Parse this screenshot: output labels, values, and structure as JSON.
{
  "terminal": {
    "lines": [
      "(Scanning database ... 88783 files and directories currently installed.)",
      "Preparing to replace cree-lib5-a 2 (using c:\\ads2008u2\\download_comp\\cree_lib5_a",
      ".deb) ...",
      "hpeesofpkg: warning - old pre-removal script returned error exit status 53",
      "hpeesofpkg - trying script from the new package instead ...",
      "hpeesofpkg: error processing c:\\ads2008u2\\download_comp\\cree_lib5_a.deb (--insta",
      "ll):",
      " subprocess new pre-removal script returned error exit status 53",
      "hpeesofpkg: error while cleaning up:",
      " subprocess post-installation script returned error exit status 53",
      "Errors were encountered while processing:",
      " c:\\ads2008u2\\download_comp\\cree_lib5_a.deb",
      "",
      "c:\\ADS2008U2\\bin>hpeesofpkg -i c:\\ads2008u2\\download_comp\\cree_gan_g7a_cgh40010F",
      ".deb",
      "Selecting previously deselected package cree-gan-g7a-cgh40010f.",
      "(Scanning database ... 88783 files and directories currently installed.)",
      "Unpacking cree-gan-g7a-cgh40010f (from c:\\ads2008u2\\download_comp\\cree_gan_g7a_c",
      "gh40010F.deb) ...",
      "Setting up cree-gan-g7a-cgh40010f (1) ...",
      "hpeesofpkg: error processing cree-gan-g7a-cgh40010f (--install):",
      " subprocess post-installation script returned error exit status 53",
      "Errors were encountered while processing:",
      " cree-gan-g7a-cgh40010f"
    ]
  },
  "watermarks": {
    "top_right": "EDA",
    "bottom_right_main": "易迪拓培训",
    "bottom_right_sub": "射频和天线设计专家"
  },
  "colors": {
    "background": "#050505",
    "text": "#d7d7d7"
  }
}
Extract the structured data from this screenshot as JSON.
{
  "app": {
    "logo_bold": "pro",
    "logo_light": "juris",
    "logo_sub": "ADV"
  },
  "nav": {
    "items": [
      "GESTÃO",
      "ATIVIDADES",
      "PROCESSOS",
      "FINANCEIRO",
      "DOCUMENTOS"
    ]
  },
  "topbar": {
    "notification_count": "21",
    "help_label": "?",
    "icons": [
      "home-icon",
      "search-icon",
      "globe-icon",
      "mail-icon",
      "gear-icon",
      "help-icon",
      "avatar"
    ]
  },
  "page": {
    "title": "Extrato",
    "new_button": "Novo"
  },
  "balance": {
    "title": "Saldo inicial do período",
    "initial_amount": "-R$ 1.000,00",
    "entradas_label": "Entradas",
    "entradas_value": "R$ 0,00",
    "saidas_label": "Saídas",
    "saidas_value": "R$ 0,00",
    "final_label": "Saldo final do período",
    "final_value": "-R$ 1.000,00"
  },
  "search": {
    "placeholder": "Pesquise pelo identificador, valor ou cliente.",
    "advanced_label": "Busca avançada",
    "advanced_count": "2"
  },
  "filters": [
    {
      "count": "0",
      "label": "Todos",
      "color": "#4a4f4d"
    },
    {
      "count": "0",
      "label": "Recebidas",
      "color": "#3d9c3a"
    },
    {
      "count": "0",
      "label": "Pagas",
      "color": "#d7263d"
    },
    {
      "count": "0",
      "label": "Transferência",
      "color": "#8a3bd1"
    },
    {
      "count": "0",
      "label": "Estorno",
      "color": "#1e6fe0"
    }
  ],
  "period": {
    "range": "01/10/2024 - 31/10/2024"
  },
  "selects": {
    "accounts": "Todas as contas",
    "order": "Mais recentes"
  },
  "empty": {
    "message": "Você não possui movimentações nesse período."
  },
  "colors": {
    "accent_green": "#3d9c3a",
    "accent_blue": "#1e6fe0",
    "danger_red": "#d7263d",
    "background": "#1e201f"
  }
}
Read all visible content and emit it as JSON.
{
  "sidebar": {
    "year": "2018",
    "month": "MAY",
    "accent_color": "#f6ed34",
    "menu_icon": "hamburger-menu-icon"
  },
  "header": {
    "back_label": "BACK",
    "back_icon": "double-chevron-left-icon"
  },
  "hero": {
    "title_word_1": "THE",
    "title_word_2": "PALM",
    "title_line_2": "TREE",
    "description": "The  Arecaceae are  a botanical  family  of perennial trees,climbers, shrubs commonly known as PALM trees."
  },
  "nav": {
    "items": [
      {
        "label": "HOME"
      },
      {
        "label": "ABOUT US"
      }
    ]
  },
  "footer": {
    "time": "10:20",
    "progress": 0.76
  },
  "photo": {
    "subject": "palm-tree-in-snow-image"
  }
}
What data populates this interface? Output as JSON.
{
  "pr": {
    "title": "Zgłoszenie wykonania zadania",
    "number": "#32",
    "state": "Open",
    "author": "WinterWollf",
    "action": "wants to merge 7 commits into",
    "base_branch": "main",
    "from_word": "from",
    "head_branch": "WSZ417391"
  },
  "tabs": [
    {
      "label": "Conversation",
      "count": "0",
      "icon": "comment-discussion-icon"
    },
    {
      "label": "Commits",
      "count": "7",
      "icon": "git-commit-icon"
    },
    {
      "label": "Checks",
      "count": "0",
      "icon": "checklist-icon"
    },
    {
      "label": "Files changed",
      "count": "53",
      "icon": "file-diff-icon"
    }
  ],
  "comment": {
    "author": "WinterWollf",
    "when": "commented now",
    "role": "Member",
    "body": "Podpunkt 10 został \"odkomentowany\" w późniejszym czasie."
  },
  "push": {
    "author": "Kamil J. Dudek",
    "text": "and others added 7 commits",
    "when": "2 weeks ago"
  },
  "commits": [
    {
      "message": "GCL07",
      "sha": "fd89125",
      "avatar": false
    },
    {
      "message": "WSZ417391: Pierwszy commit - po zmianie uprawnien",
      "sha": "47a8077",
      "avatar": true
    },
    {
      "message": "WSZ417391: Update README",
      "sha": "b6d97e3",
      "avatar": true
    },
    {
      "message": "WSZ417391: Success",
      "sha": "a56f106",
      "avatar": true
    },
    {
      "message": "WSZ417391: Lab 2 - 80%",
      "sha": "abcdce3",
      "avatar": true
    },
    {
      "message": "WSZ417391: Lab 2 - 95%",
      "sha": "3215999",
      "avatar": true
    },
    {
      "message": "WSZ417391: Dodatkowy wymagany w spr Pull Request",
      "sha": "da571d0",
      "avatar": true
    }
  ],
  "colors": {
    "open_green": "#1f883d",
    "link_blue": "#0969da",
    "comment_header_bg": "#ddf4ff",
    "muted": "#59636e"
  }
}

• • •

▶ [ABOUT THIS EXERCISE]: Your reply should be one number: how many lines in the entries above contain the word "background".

▶ [FINISHED TASK]: 2